  1. The contractor submits an estimate to the construction manager.
  2. The construction manager reviews the estimate and passes it on to the Board.
  3. The Board reviews the estimate, and if they agree that the work is necessary, will authorize the request.

At the time the construction contract is being prepared, the association needs to review the provisions for approving unexpected work, and the pricing method.  This is an area where some associations have gone way over budget.  A 20% to 30% contingency in the budget is not uncommon for major projects and should be included.

Project Finances

For many associations, repair costs are often in excess of $1 million.  Therefore, extra care needs to be taken in handling the accounting of these funds.  An Association should not assume that the money is safe because it is in a “trust account.”  The safety of the money is largely dependent on the withdrawal procedures that are set up.  The following tips may be helpful:

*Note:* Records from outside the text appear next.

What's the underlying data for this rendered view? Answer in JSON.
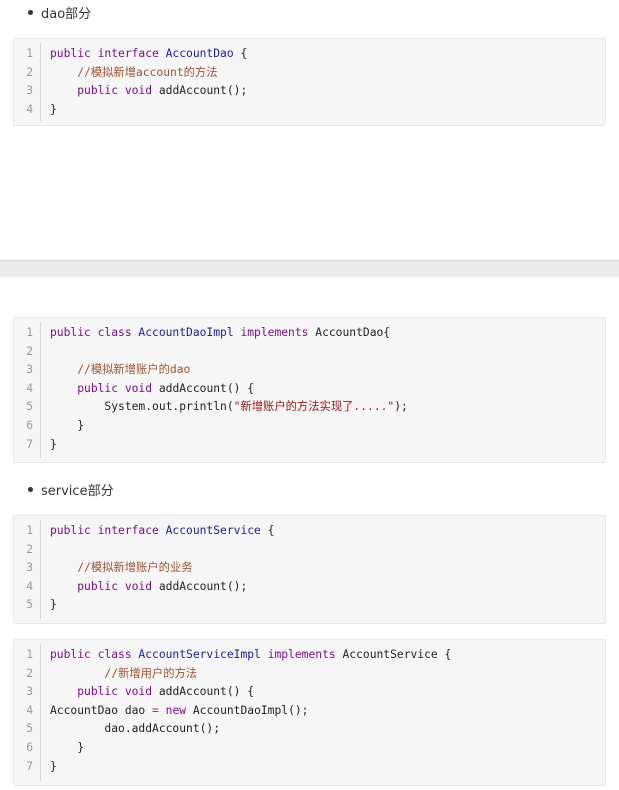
{
  "sections": {
    "dao_heading": "dao部分",
    "service_heading": "service部分"
  },
  "blocks": [
    {
      "lines": [
        {
          "n": "1",
          "segs": [
            [
              "kw",
              "public "
            ],
            [
              "kw",
              "interface "
            ],
            [
              "ty",
              "AccountDao"
            ],
            [
              "pl",
              " {"
            ]
          ]
        },
        {
          "n": "2",
          "segs": [
            [
              "pl",
              "    "
            ],
            [
              "cm",
              "//模拟新增account的方法"
            ]
          ]
        },
        {
          "n": "3",
          "segs": [
            [
              "pl",
              "    "
            ],
            [
              "kw",
              "public "
            ],
            [
              "kw",
              "void "
            ],
            [
              "pl",
              "addAccount();"
            ]
          ]
        },
        {
          "n": "4",
          "segs": [
            [
              "pl",
              "}"
            ]
          ]
        }
      ]
    },
    {
      "lines": [
        {
          "n": "1",
          "segs": [
            [
              "kw",
              "public "
            ],
            [
              "kw",
              "class "
            ],
            [
              "ty",
              "AccountDaoImpl "
            ],
            [
              "kw",
              "implements "
            ],
            [
              "pl",
              "AccountDao{"
            ]
          ]
        },
        {
          "n": "2",
          "segs": [
            [
              "pl",
              ""
            ]
          ]
        },
        {
          "n": "3",
          "segs": [
            [
              "pl",
              "    "
            ],
            [
              "cm",
              "//模拟新增账户的dao"
            ]
          ]
        },
        {
          "n": "4",
          "segs": [
            [
              "pl",
              "    "
            ],
            [
              "kw",
              "public "
            ],
            [
              "kw",
              "void "
            ],
            [
              "pl",
              "addAccount() {"
            ]
          ]
        },
        {
          "n": "5",
          "segs": [
            [
              "pl",
              "        System.out.println("
            ],
            [
              "st",
              "\"新增账户的方法实现了.....\""
            ],
            [
              "pl",
              ");"
            ]
          ]
        },
        {
          "n": "6",
          "segs": [
            [
              "pl",
              "    }"
            ]
          ]
        },
        {
          "n": "7",
          "segs": [
            [
              "pl",
              "}"
            ]
          ]
        }
      ]
    },
    {
      "lines": [
        {
          "n": "1",
          "segs": [
            [
              "kw",
              "public "
            ],
            [
              "kw",
              "interface "
            ],
            [
              "ty",
              "AccountService"
            ],
            [
              "pl",
              " {"
            ]
          ]
        },
        {
          "n": "2",
          "segs": [
            [
              "pl",
              ""
            ]
          ]
        },
        {
          "n": "3",
          "segs": [
            [
              "pl",
              "    "
            ],
            [
              "cm",
              "//模拟新增账户的业务"
            ]
          ]
        },
        {
          "n": "4",
          "segs": [
            [
              "pl",
              "    "
            ],
            [
              "kw",
              "public "
            ],
            [
              "kw",
              "void "
            ],
            [
              "pl",
              "addAccount();"
            ]
          ]
        },
        {
          "n": "5",
          "segs": [
            [
              "pl",
              "}"
            ]
          ]
        }
      ]
    },
    {
      "lines": [
        {
          "n": "1",
          "segs": [
            [
              "kw",
              "public "
            ],
            [
              "kw",
              "class "
            ],
            [
              "ty",
              "AccountServiceImpl "
            ],
            [
              "kw",
              "implements "
            ],
            [
              "pl",
              "AccountService {"
            ]
          ]
        },
        {
          "n": "2",
          "segs": [
            [
              "pl",
              "        "
            ],
            [
              "cm",
              "//新增用户的方法"
            ]
          ]
        },
        {
          "n": "3",
          "segs": [
            [
              "pl",
              "    "
            ],
            [
              "kw",
              "public "
            ],
            [
              "kw",
              "void "
            ],
            [
              "pl",
              "addAccount() {"
            ]
          ]
        },
        {
          "n": "4",
          "segs": [
            [
              "pl",
              "AccountDao dao "
            ],
            [
              "op",
              "= "
            ],
            [
              "kw",
              "new "
            ],
            [
              "pl",
              "AccountDaoImpl();"
            ]
          ]
        },
        {
          "n": "5",
          "segs": [
            [
              "pl",
              "        dao.addAccount();"
            ]
          ]
        },
        {
          "n": "6",
          "segs": [
            [
              "pl",
              "    }"
            ]
          ]
        },
        {
          "n": "7",
          "segs": [
            [
              "pl",
              "}"
            ]
          ]
        }
      ]
    }
  ]
}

  • The funds should be held in a separate account and not combined in an account with other association funds.
  • Two board members should be required to sign every check.
  • Guidelines for signing the checks should be established by the board.  For example, there should be documentation such as invoices approved by the construction manager, which are then forwarded for payment.  The two board members should then review the invoice before signing the check.
  •  The funds should be kept in an account at a major financial institution.
  • It is wise to maximize interest earned from the funds, but the interest-bearing vehicle should be low risk.  Large financial institutions have commercial account, and in some instances association account advisors who can assist in placing the funds where they are safe, accessible when required and interest is optimal for a low level of risk.
  • The funds should be audited annually, and a final audit performed at the end of the major repair.  It is important to be able to precisely account for all the funds and provide a report to the association.

Major Construction Project: Who’s Who

Typically, winter is the time many associations plan for a major construction project to begin in the spring.  These steps may include, among other things: hiring a construction manager; developing a clearly defined scope of repair; creating a realistic budget for the project; determining how the association will finance the project; obtaining contractor bids and hiring a qualified contractor; and conducting an information meeting with the homeowners.  For many associations, a major repair project will be individual members’ first encounter with a construction project.  The following are the key participants in a major repair project: 

Architect:  Responsible for design work, preparing the scope of work and plans, and bidding documents.

General Contractor:  Provides the materials, labor, and other resources to perform the repairs.

Construction Manager:  Acts as the owner’s agent and coordinates design and construction issues with the architect and general contractor.  Controls the scope of work, considers optimum use of funds throughout the project, offers assistance in avoiding delays, changes, disputes, and cost over-runs, communicates directly with owners, and documents compliance with project specifications.